“We get new varieties, new data, and sometimes we get a new fungicide. Our index continues to evolve. We no longer include limb rot in the index because it hasn’t been a big enough problem over the past 10 years that we can get good data. If we can’t get good numbers, we don’t put a disease in the index.”
The more points assigned by the index, the greater the risk. A variety with 50 points is much more susceptible than a variety with five points. All factors contribute to risk, but the most important are how long it has been since you’ve had peanuts in the field, what variety you are planting, when you planted, and what kind of plant stand you ended up with. The other factors have an impact but not as great as these, says Kemerait.
“After total risk points are determined for a field, the next step it to break the point totals into low-risk, medium-risk and high-risk fields.
“Low-risk means you’ve probably been out of peanuts for awhile, you’ve got a good resistant variety, you’ve got good rotation, tillage practices that work, and your planting date is right. If you’re high-risk, you’re planting peanuts behind peanuts or every other year, and you’ve got a weaker variety as far as resistance goes.
“You don’t need the same amount of fungicides in a low-risk field as in a high-risk field, but growers tend to spray it the same. Why would growers spray a field seven times when four or five sprays are sufficient in reduced-risk fields?
“The first reason is that it’s easier to remember what you’re going to spray and it takes less time to think about it. The other reason is that you’ve got a lot confidence in the fungicide programs you have always used.
Need a good funcicide program
“We’ve spent a lot of time convincing growers that if you want to make top yields and stay in business, you need a good fungicide program. And sometimes it’s hard to let go of something that has worked for you.”
Peanut Rx allows growers to go through each of the categories with their fields and come up with a point total or risk, says Kemerait. Then, they can make choices based on that total.
In 2012, Georgia Green was rated at 30 points and Tifguard was at 10 points on TSWV. This means that Georgia Green is three times more susceptible to TSWV than Tifguard.
Also, Georgia-06G is twice as susceptible to white mold as Georgia-07W.
“There’s a difference in 10 points between the varieties and that’s the difference of one year of rotation.

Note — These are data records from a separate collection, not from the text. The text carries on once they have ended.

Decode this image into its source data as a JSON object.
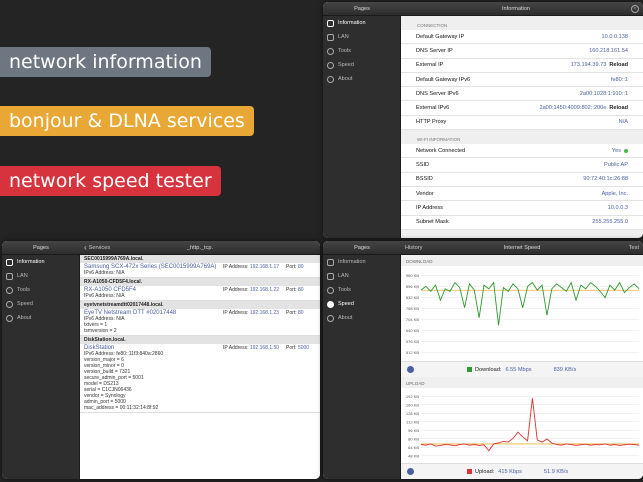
{
  "banners": [
    {
      "text": "network information",
      "color": "#6e7682"
    },
    {
      "text": "bonjour & DLNA services",
      "color": "#e9a735"
    },
    {
      "text": "network speed tester",
      "color": "#d7333d"
    }
  ],
  "sidebar_items": [
    "Information",
    "LAN",
    "Tools",
    "Speed",
    "About"
  ],
  "info_panel": {
    "sidebar_title": "Pages",
    "title": "Information",
    "connection_header": "CONNECTION",
    "connection_rows": [
      {
        "label": "Default Gateway IP",
        "value": "10.0.0.138",
        "action": ""
      },
      {
        "label": "DNS Server IP",
        "value": "160.218.161.54",
        "action": ""
      },
      {
        "label": "External IP",
        "value": "173.194.39.73",
        "action": "Reload"
      },
      {
        "label": "Default Gateway IPv6",
        "value": "fe80::1",
        "action": ""
      },
      {
        "label": "DNS Server IPv6",
        "value": "2a00:1028:1:910::1",
        "action": ""
      },
      {
        "label": "External IPv6",
        "value": "2a00:1450:4009:802::200e",
        "action": "Reload"
      },
      {
        "label": "HTTP Proxy",
        "value": "N/A",
        "action": ""
      }
    ],
    "wifi_header": "WI-FI INFORMATION",
    "wifi_rows": [
      {
        "label": "Network Connected",
        "value": "Yes",
        "dot": true
      },
      {
        "label": "SSID",
        "value": "Public AP"
      },
      {
        "label": "BSSID",
        "value": "90:72:40:1c:26:88"
      },
      {
        "label": "Vendor",
        "value": "Apple, Inc."
      },
      {
        "label": "IP Address",
        "value": "10.0.0.3"
      },
      {
        "label": "Subnet Mask",
        "value": "255.255.255.0"
      }
    ]
  },
  "services_panel": {
    "sidebar_title": "Pages",
    "back_label": "Services",
    "title": "_http._tcp.",
    "groups": [
      {
        "header": "SEC0015999A769A.local.",
        "name": "Samsung SCX-472x Series (SEC0015999A769A)",
        "lines": [
          "IPv6 Address: N/A"
        ],
        "ip_label": "IP Address:",
        "ip": "192.168.1.17",
        "port_label": "Port:",
        "port": "80"
      },
      {
        "header": "RX-A1050-CFD5F4.local.",
        "name": "RX-A1050 CFD5F4",
        "lines": [
          "IPv6 Address: N/A"
        ],
        "ip_label": "IP Address:",
        "ip": "192.168.1.22",
        "port_label": "Port:",
        "port": "80"
      },
      {
        "header": "eyetvnetstreamdtt02017448.local.",
        "name": "EyeTV Netstream DTT #02017448",
        "lines": [
          "IPv6 Address: N/A",
          "txtvers = 1",
          "tsmversion = 2"
        ],
        "ip_label": "IP Address:",
        "ip": "192.168.1.23",
        "port_label": "Port:",
        "port": "80"
      },
      {
        "header": "DiskStation.local.",
        "name": "DiskStation",
        "lines": [
          "IPv6 Address: fe80::11f3:840a:2860",
          "version_major = 6",
          "version_minor = 0",
          "version_build = 7321",
          "secure_admin_port = 5001",
          "model = DS213",
          "serial = C1CJN06436",
          "vendor = Synology",
          "admin_port = 5000",
          "mac_address = 00:11:32:14:8f:92"
        ],
        "ip_label": "IP Address:",
        "ip": "192.168.1.50",
        "port_label": "Port:",
        "port": "5000"
      }
    ]
  },
  "speed_panel": {
    "sidebar_title": "Pages",
    "history_label": "History",
    "title": "Internet Speed",
    "test_label": "Test",
    "download_header": "DOWNLOAD",
    "upload_header": "UPLOAD",
    "download_status_label": "Download:",
    "download_mbps": "6.55 Mbps",
    "download_kbs": "839 KB/s",
    "upload_status_label": "Upload:",
    "upload_kbps": "415 Kbps",
    "upload_kbs": "51.9 KB/s",
    "download_color": "#2f9a2f",
    "upload_color": "#e03030",
    "avg_color": "#f0b030"
  },
  "chart_data": [
    {
      "type": "line",
      "title": "DOWNLOAD",
      "ylim": [
        300,
        1000
      ],
      "y_ticks": [
        "960 KB",
        "896 KB",
        "832 KB",
        "768 KB",
        "704 KB",
        "640 KB",
        "576 KB",
        "512 KB"
      ],
      "average": 839,
      "series": [
        {
          "values": [
            840,
            870,
            830,
            880,
            760,
            850,
            830,
            900,
            860,
            700,
            890,
            840,
            620,
            880,
            850,
            900,
            560,
            860,
            830,
            890,
            850,
            700,
            870,
            900,
            840,
            880,
            640,
            850,
            890,
            860,
            830,
            900,
            760,
            880,
            850,
            900,
            870,
            830,
            780,
            880,
            840,
            900,
            820,
            860,
            890,
            850
          ]
        }
      ]
    },
    {
      "type": "line",
      "title": "UPLOAD",
      "ylim": [
        0,
        220
      ],
      "y_ticks": [
        "192 KB",
        "160 KB",
        "128 KB",
        "112 KB",
        "96 KB",
        "80 KB",
        "64 KB",
        "48 KB"
      ],
      "average": 51.9,
      "series": [
        {
          "values": [
            50,
            48,
            52,
            45,
            47,
            50,
            49,
            46,
            50,
            52,
            48,
            50,
            47,
            49,
            30,
            52,
            55,
            60,
            58,
            70,
            90,
            75,
            62,
            200,
            65,
            58,
            68,
            55,
            50,
            48,
            52,
            50,
            47,
            49,
            51,
            48,
            50,
            49,
            52,
            48,
            50,
            47,
            49,
            51,
            50,
            48
          ]
        }
      ]
    }
  ]
}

By planting a white-mold-resistant variety, you have flexibility in the other categories to maintain the same risk.
“If you plant Georgia-07W instead of Georgia-06G, the effect on white mold will help offset the negative impact of a shorter rotation. You don’t want that, but that’s what it makes up for. You can transfer those points.”
While there’s nothing in the index that assigns points to the amount of rainfall received or the lack of rainfall, Kemerait says growers should follow their common sense when it comes to this factor.

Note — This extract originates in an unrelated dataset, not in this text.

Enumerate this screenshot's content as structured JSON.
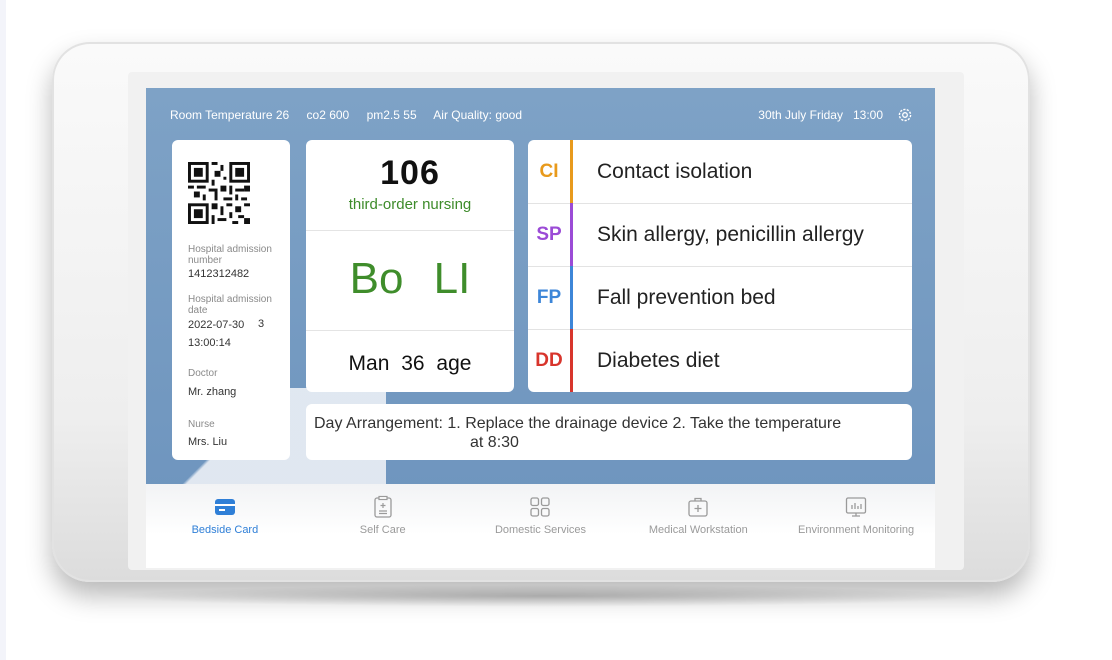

“Rainfall increases disease. If your weather situation is changing and significant rain is forecast as in a tropical storm, tighten up. This index has never failed us in a commercial field, but if a tropical storm is coming in, use your common sense. If weather stays warm, you have to look out for nematodes, thrips and white mold.”

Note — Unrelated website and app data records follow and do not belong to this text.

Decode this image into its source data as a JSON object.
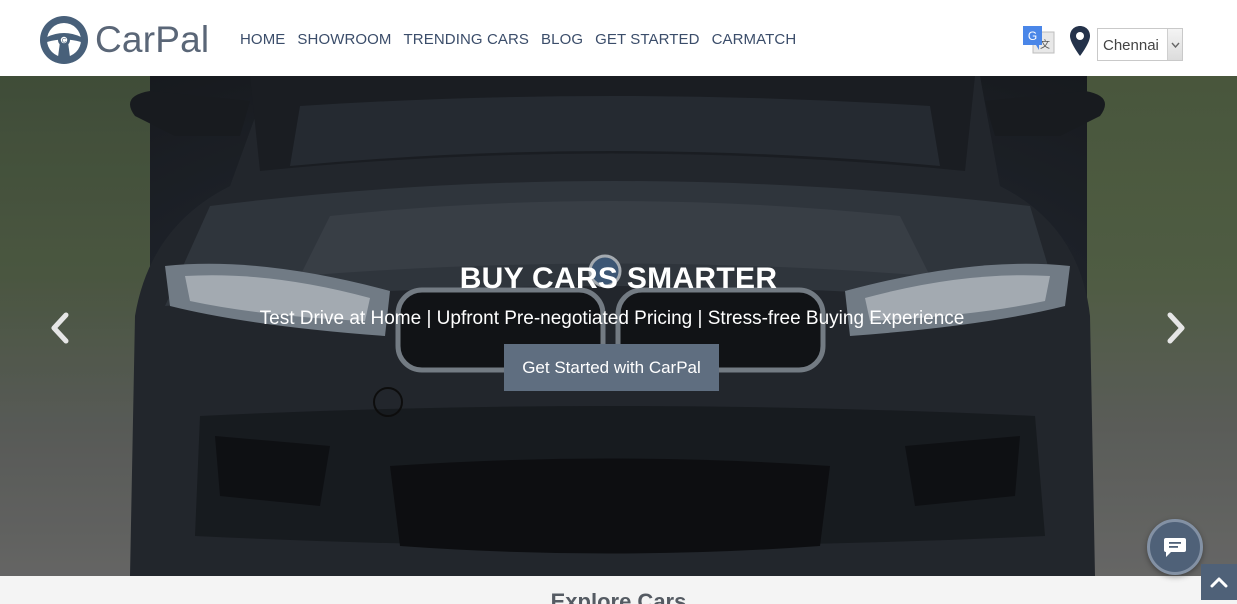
{
  "brand": {
    "name": "CarPal"
  },
  "nav": {
    "items": [
      "HOME",
      "SHOWROOM",
      "TRENDING CARS",
      "BLOG",
      "GET STARTED",
      "CARMATCH"
    ]
  },
  "location": {
    "selected_city": "Chennai"
  },
  "hero": {
    "title": "BUY CARS SMARTER",
    "subtitle": "Test Drive at Home | Upfront Pre-negotiated Pricing | Stress-free Buying Experience",
    "cta_label": "Get Started with CarPal"
  },
  "section": {
    "heading": "Explore Cars"
  },
  "icons": {
    "translate": "google-translate-icon",
    "location": "map-pin-icon",
    "prev": "chevron-left-icon",
    "next": "chevron-right-icon",
    "chat": "chat-icon",
    "scroll_top": "chevron-up-icon"
  },
  "colors": {
    "brand_text": "#5a6677",
    "nav_text": "#3b4d6a",
    "cta_bg": "#5f6e80",
    "widget_bg": "#4f6178"
  }
}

Kemerait says he want growers to use the right combination of fungicides that make the most money.
“Spending the least amount of money up front on a fungicide program might not make you the most amount of money in the end.
“Tebuconazole will be very popular this year, but just remember it doesn’t solve all your problems. If you have decided that you’re going to spray seven times on a 14-day schedule come hell or high water, then you don’t need the index.
“Prescription fungicide programs can make you money if you calculate your risks and determine the right timing. The goal is to have an adequate fungicide program and maintain disease control.
“You won’t win a beauty contest with leafspot control every year, but you’ll have good-enough control. The goal is to maintain yields and maximize profits.
“If you do your risk index and find you’re at a low risk, you can spray fewer times.”
The updated 2013 Peanut Rx can be found in the Georgia Peanut Production Guide at: